- Data to use
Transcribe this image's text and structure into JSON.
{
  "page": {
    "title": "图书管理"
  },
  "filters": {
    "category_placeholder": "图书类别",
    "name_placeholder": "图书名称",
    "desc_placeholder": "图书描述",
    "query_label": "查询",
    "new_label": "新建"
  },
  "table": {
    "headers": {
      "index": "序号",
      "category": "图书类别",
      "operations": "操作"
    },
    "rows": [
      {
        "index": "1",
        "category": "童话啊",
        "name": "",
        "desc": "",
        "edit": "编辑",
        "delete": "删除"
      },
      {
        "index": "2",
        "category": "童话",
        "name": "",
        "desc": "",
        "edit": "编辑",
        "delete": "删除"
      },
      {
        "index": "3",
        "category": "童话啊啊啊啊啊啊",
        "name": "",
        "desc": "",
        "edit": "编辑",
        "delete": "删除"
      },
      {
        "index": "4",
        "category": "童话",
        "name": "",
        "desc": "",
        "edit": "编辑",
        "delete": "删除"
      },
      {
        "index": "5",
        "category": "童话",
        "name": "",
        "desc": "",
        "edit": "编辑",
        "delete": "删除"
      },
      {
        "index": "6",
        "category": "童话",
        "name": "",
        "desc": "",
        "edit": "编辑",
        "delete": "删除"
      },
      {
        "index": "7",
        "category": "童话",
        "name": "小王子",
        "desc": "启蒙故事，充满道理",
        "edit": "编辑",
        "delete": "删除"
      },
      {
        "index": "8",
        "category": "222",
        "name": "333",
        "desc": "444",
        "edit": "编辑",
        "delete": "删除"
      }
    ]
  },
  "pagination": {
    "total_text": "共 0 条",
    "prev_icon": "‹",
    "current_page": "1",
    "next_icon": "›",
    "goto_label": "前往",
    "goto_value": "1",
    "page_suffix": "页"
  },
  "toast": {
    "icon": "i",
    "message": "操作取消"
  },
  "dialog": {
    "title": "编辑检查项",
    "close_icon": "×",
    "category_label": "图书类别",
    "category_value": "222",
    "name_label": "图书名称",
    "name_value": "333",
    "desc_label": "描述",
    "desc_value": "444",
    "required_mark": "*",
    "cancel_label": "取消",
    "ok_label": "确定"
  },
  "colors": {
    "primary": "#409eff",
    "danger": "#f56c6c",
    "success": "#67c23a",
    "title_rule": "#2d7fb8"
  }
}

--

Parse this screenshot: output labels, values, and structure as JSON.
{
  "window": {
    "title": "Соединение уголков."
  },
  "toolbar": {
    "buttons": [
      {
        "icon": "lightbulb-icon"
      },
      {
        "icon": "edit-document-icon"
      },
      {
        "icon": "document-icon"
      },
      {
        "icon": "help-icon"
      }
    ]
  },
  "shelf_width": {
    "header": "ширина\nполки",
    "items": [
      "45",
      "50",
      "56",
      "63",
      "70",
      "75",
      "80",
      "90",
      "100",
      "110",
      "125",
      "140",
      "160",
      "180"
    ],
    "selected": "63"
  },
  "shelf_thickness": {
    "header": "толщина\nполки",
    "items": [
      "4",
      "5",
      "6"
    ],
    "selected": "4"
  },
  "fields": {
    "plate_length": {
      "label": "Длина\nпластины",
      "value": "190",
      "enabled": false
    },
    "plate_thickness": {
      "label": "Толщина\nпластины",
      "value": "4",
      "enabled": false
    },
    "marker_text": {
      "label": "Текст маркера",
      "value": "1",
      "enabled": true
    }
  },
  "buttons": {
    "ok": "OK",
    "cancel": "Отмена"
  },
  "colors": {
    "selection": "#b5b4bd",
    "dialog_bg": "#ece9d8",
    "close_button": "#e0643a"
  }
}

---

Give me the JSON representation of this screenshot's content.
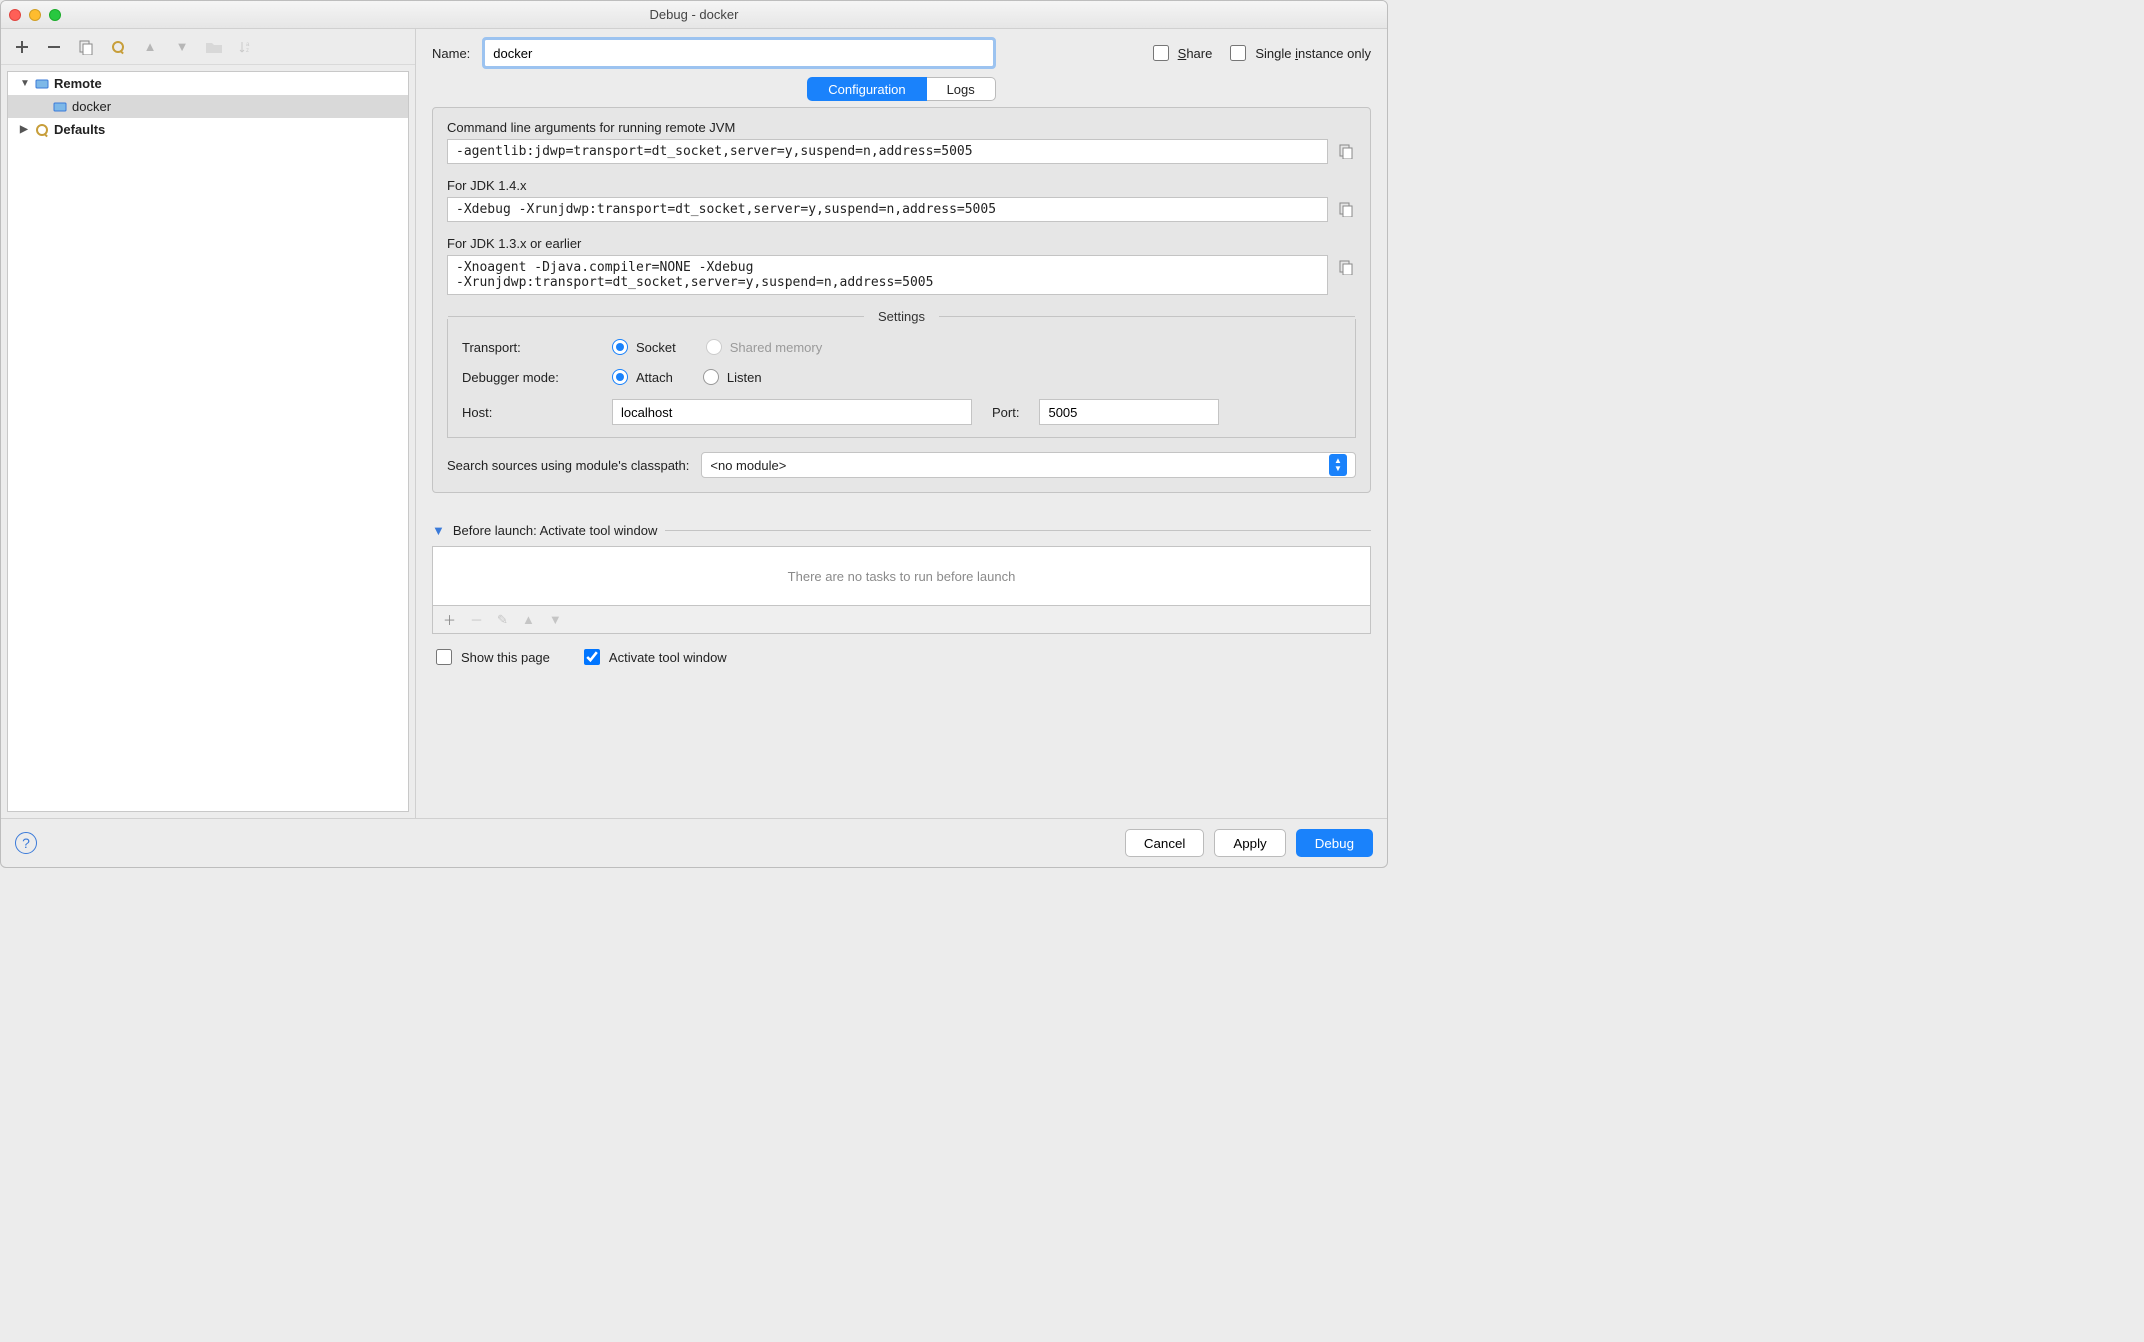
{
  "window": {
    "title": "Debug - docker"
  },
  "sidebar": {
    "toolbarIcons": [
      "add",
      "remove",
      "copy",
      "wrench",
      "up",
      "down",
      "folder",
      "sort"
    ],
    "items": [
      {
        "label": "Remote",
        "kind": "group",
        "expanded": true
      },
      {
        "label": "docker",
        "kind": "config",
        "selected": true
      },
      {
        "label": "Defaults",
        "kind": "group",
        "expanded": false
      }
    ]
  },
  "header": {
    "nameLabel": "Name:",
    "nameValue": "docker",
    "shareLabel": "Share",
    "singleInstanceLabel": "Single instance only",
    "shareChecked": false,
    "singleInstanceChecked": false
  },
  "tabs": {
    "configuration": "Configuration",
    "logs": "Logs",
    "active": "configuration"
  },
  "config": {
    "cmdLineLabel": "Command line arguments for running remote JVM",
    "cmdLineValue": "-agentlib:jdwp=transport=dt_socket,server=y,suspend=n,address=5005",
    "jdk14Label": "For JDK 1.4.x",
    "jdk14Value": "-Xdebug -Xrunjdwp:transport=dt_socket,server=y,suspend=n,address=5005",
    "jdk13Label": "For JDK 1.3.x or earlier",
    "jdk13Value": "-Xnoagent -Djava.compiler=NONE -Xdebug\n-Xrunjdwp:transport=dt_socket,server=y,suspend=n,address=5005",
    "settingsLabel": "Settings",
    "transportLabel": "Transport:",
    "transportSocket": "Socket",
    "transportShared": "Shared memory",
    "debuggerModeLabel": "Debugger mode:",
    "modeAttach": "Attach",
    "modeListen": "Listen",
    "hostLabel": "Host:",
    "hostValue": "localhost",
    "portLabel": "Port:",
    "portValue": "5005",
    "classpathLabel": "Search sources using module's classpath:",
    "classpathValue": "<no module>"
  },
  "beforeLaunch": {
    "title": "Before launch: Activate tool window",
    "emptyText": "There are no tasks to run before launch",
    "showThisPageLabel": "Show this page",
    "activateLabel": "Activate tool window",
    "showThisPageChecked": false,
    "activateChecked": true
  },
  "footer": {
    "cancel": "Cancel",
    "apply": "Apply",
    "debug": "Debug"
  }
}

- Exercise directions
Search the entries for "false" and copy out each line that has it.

- Final answer
      "enabled": false
      "enabled": false
        "expanded": false
    "shareChecked": false,
    "singleInstanceChecked": false
    "showThisPageChecked": false,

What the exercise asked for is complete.